(INFORMATION SHOWN begins)

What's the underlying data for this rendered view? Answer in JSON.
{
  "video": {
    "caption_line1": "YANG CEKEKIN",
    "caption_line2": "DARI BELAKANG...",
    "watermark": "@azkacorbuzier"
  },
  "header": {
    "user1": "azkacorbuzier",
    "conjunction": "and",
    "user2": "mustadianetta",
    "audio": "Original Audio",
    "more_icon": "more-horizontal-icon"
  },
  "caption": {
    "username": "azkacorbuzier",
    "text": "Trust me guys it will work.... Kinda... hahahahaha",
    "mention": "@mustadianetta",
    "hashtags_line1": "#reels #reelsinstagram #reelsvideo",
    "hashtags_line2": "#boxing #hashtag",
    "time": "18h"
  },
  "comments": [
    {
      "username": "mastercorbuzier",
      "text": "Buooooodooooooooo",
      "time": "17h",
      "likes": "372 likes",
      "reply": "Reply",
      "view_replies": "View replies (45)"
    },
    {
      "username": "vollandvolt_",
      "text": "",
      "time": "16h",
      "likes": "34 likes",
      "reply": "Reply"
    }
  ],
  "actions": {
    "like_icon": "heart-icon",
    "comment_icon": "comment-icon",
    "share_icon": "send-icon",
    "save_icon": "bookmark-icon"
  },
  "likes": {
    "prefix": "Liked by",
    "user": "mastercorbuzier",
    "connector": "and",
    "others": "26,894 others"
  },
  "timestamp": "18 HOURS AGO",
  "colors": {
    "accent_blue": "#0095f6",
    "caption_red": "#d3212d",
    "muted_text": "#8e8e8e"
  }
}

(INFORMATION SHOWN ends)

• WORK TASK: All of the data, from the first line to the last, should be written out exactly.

• ANSWER SECTION:
What's the underlying data for this rendered view? Answer in JSON.
{
  "video": {
    "caption_line1": "YANG CEKEKIN",
    "caption_line2": "DARI BELAKANG...",
    "watermark": "@azkacorbuzier"
  },
  "header": {
    "user1": "azkacorbuzier",
    "conjunction": "and",
    "user2": "mustadianetta",
    "audio": "Original Audio",
    "more_icon": "more-horizontal-icon"
  },
  "caption": {
    "username": "azkacorbuzier",
    "text": "Trust me guys it will work.... Kinda... hahahahaha",
    "mention": "@mustadianetta",
    "hashtags_line1": "#reels #reelsinstagram #reelsvideo",
    "hashtags_line2": "#boxing #hashtag",
    "time": "18h"
  },
  "comments": [
    {
      "username": "mastercorbuzier",
      "text": "Buooooodooooooooo",
      "time": "17h",
      "likes": "372 likes",
      "reply": "Reply",
      "view_replies": "View replies (45)"
    },
    {
      "username": "vollandvolt_",
      "text": "",
      "time": "16h",
      "likes": "34 likes",
      "reply": "Reply"
    }
  ],
  "actions": {
    "like_icon": "heart-icon",
    "comment_icon": "comment-icon",
    "share_icon": "send-icon",
    "save_icon": "bookmark-icon"
  },
  "likes": {
    "prefix": "Liked by",
    "user": "mastercorbuzier",
    "connector": "and",
    "others": "26,894 others"
  },
  "timestamp": "18 HOURS AGO",
  "colors": {
    "accent_blue": "#0095f6",
    "caption_red": "#d3212d",
    "muted_text": "#8e8e8e"
  }
}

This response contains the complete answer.